What does it mean to prove an upper bound or lower bound to an algorithm?
3 Answers
Proving an upper bound means you have proven that the algorithm will use no more than some limit on a resource.
Proving a lower bound means you have proven that the algorithm will use no less than some limit on a resource.
"Resource" in this context could be time, memory, bandwidth, or something else.

1By the way, the proof can be done by induction, contradiction or pigeonhole principle i guess, is that right? Commented Nov 30, 2009 at 0:01

1Could you please also explain about how upper/lower bound is related with BIG O, OMEGA and THETA notation? Commented Apr 9, 2015 at 5:35
Upper and lower bounds have to do with the minimum and maximum "complexity" of an algorithm (I use that word advisedly since it has a very specific meaning in complexity analysis).
Take, for example, our old friend, the bubble sort. In an ideal case where all the data are already sorted, the time taken is f(n), a function dependent on n
, the number of items in the list.

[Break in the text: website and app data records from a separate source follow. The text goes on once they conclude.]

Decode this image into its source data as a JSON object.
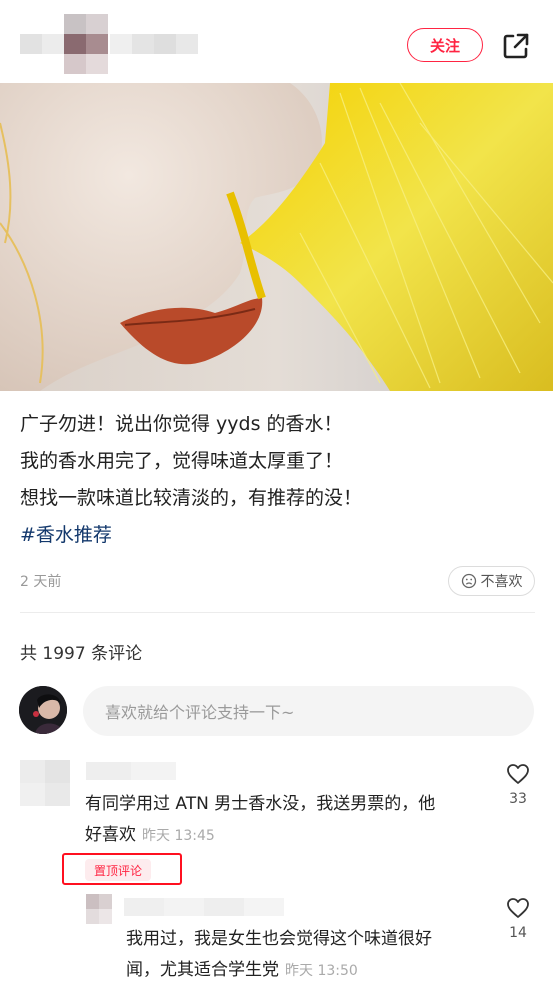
{
  "header": {
    "follow_label": "关注",
    "share_icon": "share-icon"
  },
  "post": {
    "lines": [
      "广子勿进！说出你觉得 yyds 的香水！",
      "我的香水用完了，觉得味道太厚重了！",
      "想找一款味道比较清淡的，有推荐的没！"
    ],
    "hashtag": "#香水推荐",
    "time": "2 天前",
    "dislike_label": "不喜欢"
  },
  "comments_section": {
    "count_label": "共 1997 条评论",
    "input_placeholder": "喜欢就给个评论支持一下~"
  },
  "comments": [
    {
      "line1": "有同学用过 ATN 男士香水没，我送男票的，他",
      "line2": "好喜欢",
      "time": "昨天 13:45",
      "likes": "33",
      "pinned_label": "置顶评论"
    },
    {
      "line1": "我用过，我是女生也会觉得这个味道很好",
      "line2": "闻，尤其适合学生党",
      "time": "昨天 13:50",
      "likes": "14"
    }
  ],
  "colors": {
    "accent": "#ff2442",
    "hashtag": "#13386c",
    "pin_box": "#ff1020"
  }
}
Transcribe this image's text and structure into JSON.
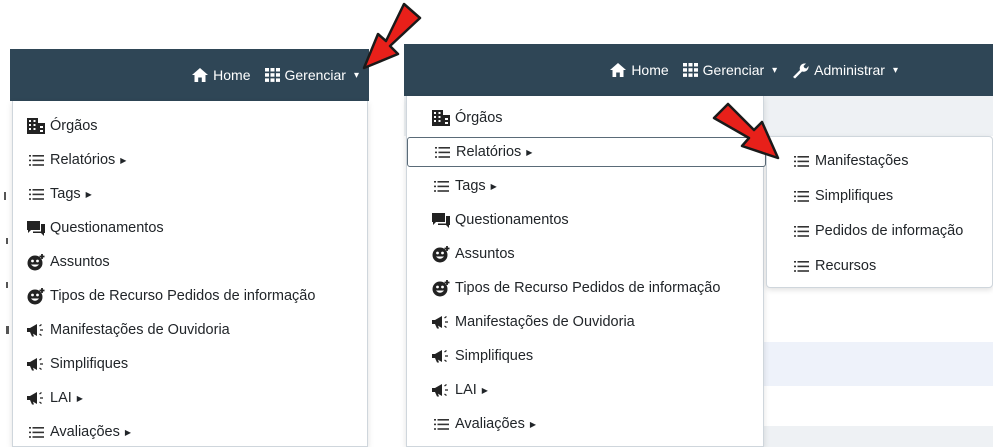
{
  "nav": {
    "home": "Home",
    "gerenciar": "Gerenciar",
    "administrar": "Administrar"
  },
  "icons": {
    "home": "home-icon",
    "grid": "grid-icon",
    "wrench": "wrench-icon",
    "list": "list-icon",
    "building": "building-icon",
    "chat": "chat-icon",
    "face": "face-icon",
    "megaphone": "megaphone-icon",
    "arrow": "red-arrow-icon"
  },
  "colors": {
    "navbar": "#2f4656",
    "arrow": "#e8201a"
  },
  "menu_left": {
    "items": [
      {
        "label": "Órgãos",
        "icon": "building-icon",
        "sub": false
      },
      {
        "label": "Relatórios",
        "icon": "list-icon",
        "sub": true
      },
      {
        "label": "Tags",
        "icon": "list-icon",
        "sub": true
      },
      {
        "label": "Questionamentos",
        "icon": "chat-icon",
        "sub": false
      },
      {
        "label": "Assuntos",
        "icon": "face-icon",
        "sub": false
      },
      {
        "label": "Tipos de Recurso Pedidos de informação",
        "icon": "face-icon",
        "sub": false
      },
      {
        "label": "Manifestações de Ouvidoria",
        "icon": "megaphone-icon",
        "sub": false
      },
      {
        "label": "Simplifiques",
        "icon": "megaphone-icon",
        "sub": false
      },
      {
        "label": "LAI",
        "icon": "megaphone-icon",
        "sub": true
      },
      {
        "label": "Avaliações",
        "icon": "list-icon",
        "sub": true
      }
    ]
  },
  "menu_right": {
    "items": [
      {
        "label": "Órgãos",
        "icon": "building-icon",
        "sub": false
      },
      {
        "label": "Relatórios",
        "icon": "list-icon",
        "sub": true
      },
      {
        "label": "Tags",
        "icon": "list-icon",
        "sub": true
      },
      {
        "label": "Questionamentos",
        "icon": "chat-icon",
        "sub": false
      },
      {
        "label": "Assuntos",
        "icon": "face-icon",
        "sub": false
      },
      {
        "label": "Tipos de Recurso Pedidos de informação",
        "icon": "face-icon",
        "sub": false
      },
      {
        "label": "Manifestações de Ouvidoria",
        "icon": "megaphone-icon",
        "sub": false
      },
      {
        "label": "Simplifiques",
        "icon": "megaphone-icon",
        "sub": false
      },
      {
        "label": "LAI",
        "icon": "megaphone-icon",
        "sub": true
      },
      {
        "label": "Avaliações",
        "icon": "list-icon",
        "sub": true
      }
    ]
  },
  "submenu": {
    "items": [
      {
        "label": "Manifestações",
        "icon": "list-icon"
      },
      {
        "label": "Simplifiques",
        "icon": "list-icon"
      },
      {
        "label": "Pedidos de informação",
        "icon": "list-icon"
      },
      {
        "label": "Recursos",
        "icon": "list-icon"
      }
    ]
  }
}
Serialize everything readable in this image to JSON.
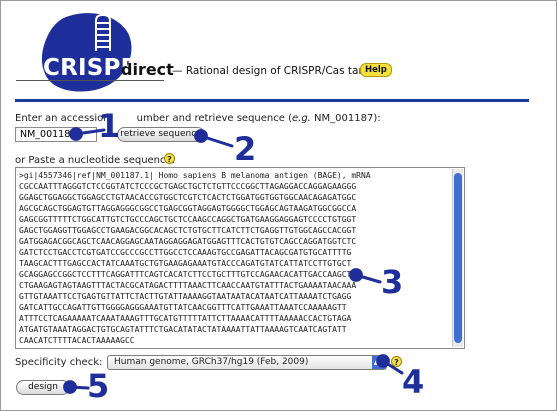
{
  "header": {
    "logo_text": "CRISPR",
    "logo_suffix": "direct",
    "tagline": "— Rational design of CRISPR/Cas target.",
    "help_label": "Help",
    "brand_color": "#1f3b95",
    "logo_color": "#1e2f9c"
  },
  "accession": {
    "label_before": "Enter an accession",
    "label_after": "umber and retrieve sequence (",
    "label_eg": "e.g.",
    "label_example": " NM_001187):",
    "value": "NM_001187",
    "retrieve_label": "retrieve sequence"
  },
  "sequence": {
    "label": "or Paste a nucleotide sequence:",
    "help_icon": "?",
    "text": ">gi|4557346|ref|NM_001187.1| Homo sapiens B melanoma antigen (BAGE), mRNA\nCGCCAATTTAGGGTCTCCGGTATCTCCCGCTGAGCTGCTCTGTTCCCGGCTTAGAGGACCAGGAGAAGGG\nGGAGCTGGAGGCTGGAGCCTGTAACACCGTGGCTCGTCTCACTCTGGATGGTGGTGGCAACAGAGATGGC\nAGCGCAGCTGGAGTGTTAGGAGGGCGGCCTGAGCGGTAGGAGTGGGGCTGGAGCAGTAAGATGGCGGCCA\nGAGCGGTTTTTCTGGCATTGTCTGCCCAGCTGCTCCAAGCCAGGCTGATGAAGGAGGAGTCCCCTGTGGT\nGAGCTGGAGGTTGGAGCCTGAAGACGGCACAGCTCTGTGCTTCATCTTCTGAGGTTGTGGCAGCCACGGT\nGATGGAGACGGCAGCTCAACAGGAGCAATAGGAGGAGATGGAGTTTCACTGTGTCAGCCAGGATGGTCTC\nGATCTCCTGACCTCGTGATCCGCCCGCCTTGGCCTCCAAAGTGCCGAGATTACAGCGATGTGCATTTTG\nTAAGCACTTTGAGCCACTATCAAATGCTGTGAAGAGAAATGTACCCAGATGTATCATTATCCTTGTGCT\nGCAGGAGCCGGCTCCTTTCAGGATTTCAGTCACATCTTCCTGCTTTGTCCAGAACACATTGACCAAGCTC\nCTGAAGAGTAGTAAGTTTACTACGCATAGACTTTTAAACTTCAACCAATGTATTTACTGAAAATAACAAA\nGTTGTAAATTCCTGAGTGTTATTCTACTTGTATTAAAAGGTAATAATACATAATCATTAAAATCTGAGG\nGATCATTGCCAGATTGTTGGGGAGGGAAATGTTATCAACGGTTTCATTGAAATTAAATCCAAAAAGTT\nATTTCCTCAGAAAAATCAAATAAAGTTTGCATGTTTTTATTCTTAAAACATTTTAAAAACCACTGTAGA\nATGATGTAAATAGGACTGTGCAGTATTTCTGACATATACTATAAAATTATTAAAAGTCAATCAGTATT\nCAACATCTTTTACACTAAAAAGCC"
  },
  "specificity": {
    "label": "Specificity check:",
    "selected": "Human genome, GRCh37/hg19 (Feb, 2009)",
    "help_icon": "?"
  },
  "design": {
    "label": "design"
  },
  "annotations": {
    "n1": "1",
    "n2": "2",
    "n3": "3",
    "n4": "4",
    "n5": "5",
    "color": "#1e2f9c"
  }
}
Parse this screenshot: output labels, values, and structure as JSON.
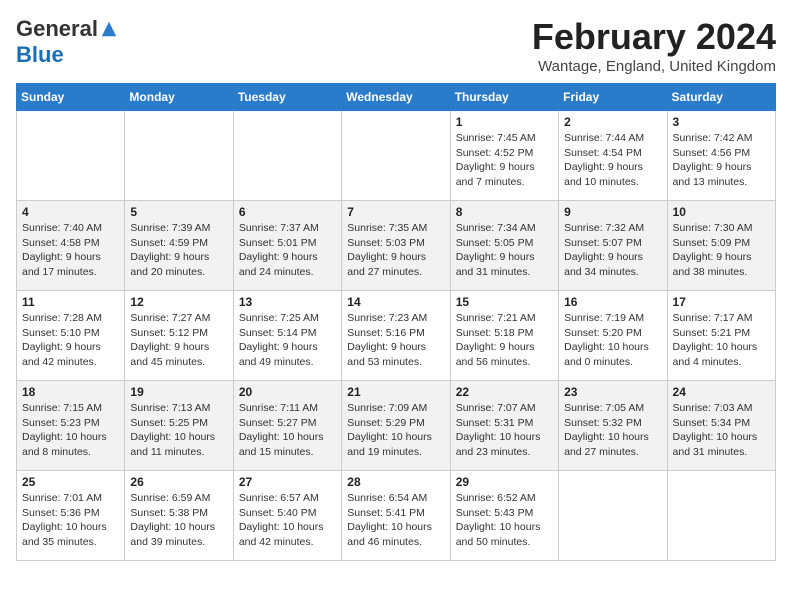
{
  "header": {
    "logo_line1": "General",
    "logo_line2": "Blue",
    "month": "February 2024",
    "location": "Wantage, England, United Kingdom"
  },
  "weekdays": [
    "Sunday",
    "Monday",
    "Tuesday",
    "Wednesday",
    "Thursday",
    "Friday",
    "Saturday"
  ],
  "weeks": [
    [
      {
        "day": "",
        "info": ""
      },
      {
        "day": "",
        "info": ""
      },
      {
        "day": "",
        "info": ""
      },
      {
        "day": "",
        "info": ""
      },
      {
        "day": "1",
        "info": "Sunrise: 7:45 AM\nSunset: 4:52 PM\nDaylight: 9 hours and 7 minutes."
      },
      {
        "day": "2",
        "info": "Sunrise: 7:44 AM\nSunset: 4:54 PM\nDaylight: 9 hours and 10 minutes."
      },
      {
        "day": "3",
        "info": "Sunrise: 7:42 AM\nSunset: 4:56 PM\nDaylight: 9 hours and 13 minutes."
      }
    ],
    [
      {
        "day": "4",
        "info": "Sunrise: 7:40 AM\nSunset: 4:58 PM\nDaylight: 9 hours and 17 minutes."
      },
      {
        "day": "5",
        "info": "Sunrise: 7:39 AM\nSunset: 4:59 PM\nDaylight: 9 hours and 20 minutes."
      },
      {
        "day": "6",
        "info": "Sunrise: 7:37 AM\nSunset: 5:01 PM\nDaylight: 9 hours and 24 minutes."
      },
      {
        "day": "7",
        "info": "Sunrise: 7:35 AM\nSunset: 5:03 PM\nDaylight: 9 hours and 27 minutes."
      },
      {
        "day": "8",
        "info": "Sunrise: 7:34 AM\nSunset: 5:05 PM\nDaylight: 9 hours and 31 minutes."
      },
      {
        "day": "9",
        "info": "Sunrise: 7:32 AM\nSunset: 5:07 PM\nDaylight: 9 hours and 34 minutes."
      },
      {
        "day": "10",
        "info": "Sunrise: 7:30 AM\nSunset: 5:09 PM\nDaylight: 9 hours and 38 minutes."
      }
    ],
    [
      {
        "day": "11",
        "info": "Sunrise: 7:28 AM\nSunset: 5:10 PM\nDaylight: 9 hours and 42 minutes."
      },
      {
        "day": "12",
        "info": "Sunrise: 7:27 AM\nSunset: 5:12 PM\nDaylight: 9 hours and 45 minutes."
      },
      {
        "day": "13",
        "info": "Sunrise: 7:25 AM\nSunset: 5:14 PM\nDaylight: 9 hours and 49 minutes."
      },
      {
        "day": "14",
        "info": "Sunrise: 7:23 AM\nSunset: 5:16 PM\nDaylight: 9 hours and 53 minutes."
      },
      {
        "day": "15",
        "info": "Sunrise: 7:21 AM\nSunset: 5:18 PM\nDaylight: 9 hours and 56 minutes."
      },
      {
        "day": "16",
        "info": "Sunrise: 7:19 AM\nSunset: 5:20 PM\nDaylight: 10 hours and 0 minutes."
      },
      {
        "day": "17",
        "info": "Sunrise: 7:17 AM\nSunset: 5:21 PM\nDaylight: 10 hours and 4 minutes."
      }
    ],
    [
      {
        "day": "18",
        "info": "Sunrise: 7:15 AM\nSunset: 5:23 PM\nDaylight: 10 hours and 8 minutes."
      },
      {
        "day": "19",
        "info": "Sunrise: 7:13 AM\nSunset: 5:25 PM\nDaylight: 10 hours and 11 minutes."
      },
      {
        "day": "20",
        "info": "Sunrise: 7:11 AM\nSunset: 5:27 PM\nDaylight: 10 hours and 15 minutes."
      },
      {
        "day": "21",
        "info": "Sunrise: 7:09 AM\nSunset: 5:29 PM\nDaylight: 10 hours and 19 minutes."
      },
      {
        "day": "22",
        "info": "Sunrise: 7:07 AM\nSunset: 5:31 PM\nDaylight: 10 hours and 23 minutes."
      },
      {
        "day": "23",
        "info": "Sunrise: 7:05 AM\nSunset: 5:32 PM\nDaylight: 10 hours and 27 minutes."
      },
      {
        "day": "24",
        "info": "Sunrise: 7:03 AM\nSunset: 5:34 PM\nDaylight: 10 hours and 31 minutes."
      }
    ],
    [
      {
        "day": "25",
        "info": "Sunrise: 7:01 AM\nSunset: 5:36 PM\nDaylight: 10 hours and 35 minutes."
      },
      {
        "day": "26",
        "info": "Sunrise: 6:59 AM\nSunset: 5:38 PM\nDaylight: 10 hours and 39 minutes."
      },
      {
        "day": "27",
        "info": "Sunrise: 6:57 AM\nSunset: 5:40 PM\nDaylight: 10 hours and 42 minutes."
      },
      {
        "day": "28",
        "info": "Sunrise: 6:54 AM\nSunset: 5:41 PM\nDaylight: 10 hours and 46 minutes."
      },
      {
        "day": "29",
        "info": "Sunrise: 6:52 AM\nSunset: 5:43 PM\nDaylight: 10 hours and 50 minutes."
      },
      {
        "day": "",
        "info": ""
      },
      {
        "day": "",
        "info": ""
      }
    ]
  ]
}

That's because you only have to make one pass of the data set (with zero swaps) to ensure your list is sorted.
In a particularly bad case where the data are sorted in the opposite to the order you want, the time taken becomes f(n^{2}). This is because each pass moves one element to the right position and you need n
passes to do all elements.
In that case, the upper and lower bounds are different, even though the bigO complexity remains the same.
As an aside, the bubble sort is much maligned (usually for good reasons) but it can make sense in certain circumstances. I actually use it in an application where the bulk of the data are already sorted and only one or two items tend to be added at a time to the end of the list. For adding one item, and with a reversedirectional bubble sort, you can guarantee the new list will be sorted in one pass. That illustrates the lower bound concept.
In fact, you could make an optimization of the bubble sort that sets the lower bound to f(1), simply by providing an extra datum which indicates whether the list is sorted. You would set this after sorting and clear it when adding an item to the end.

Wouldn't insertion sort make more sense in your case (only a few items added at the end of the list)? Commented Jun 2, 2011 at 4:20
Whatever the bound (upper or lower), we are always talking about the worstcase input that we can consider. For example, in sorting, we assume that the worstcase is an unsorted input list.
My understanding is that problems have a lower bound. For example, we say that the lower bound of comparisonbased sorting is \Omega(n log n); we are making no assumptions about what particular comparisonbased sorting algorithm we use. Whatever the algorithm (merge sort, quick sort, etc), we cannot do better than this bound of \Omega(n log n). Lower bounds tell us, intuitively, how hard a particular problem is.
When we talk about a specific algorithm, then we talk about upper bounds. For example, we say that the upper bound of bubble sort is O(n^2) and the upper bound of merge sort is O(n log n). Upper bounds, intuitively, tell us how good a particular algorithm is at solving the problem.

I don't agree. Algorithms can have lower bounds. Several sorting algorithms have a linear lower bound (even on sorted input, you need to visit each element to verify that it is sorted). For example, this means that quicksort can never run in less than time linear to its input, even in the ideal case.– JesperECommented May 24, 2012 at 8:50

1There you are making a distinction between the 'bestcase' and 'worstcase' running time of an algorithm. That is different from the lowerbound of a problem itself (which is the worstcase lower bound). Commented May 24, 2012 at 9:01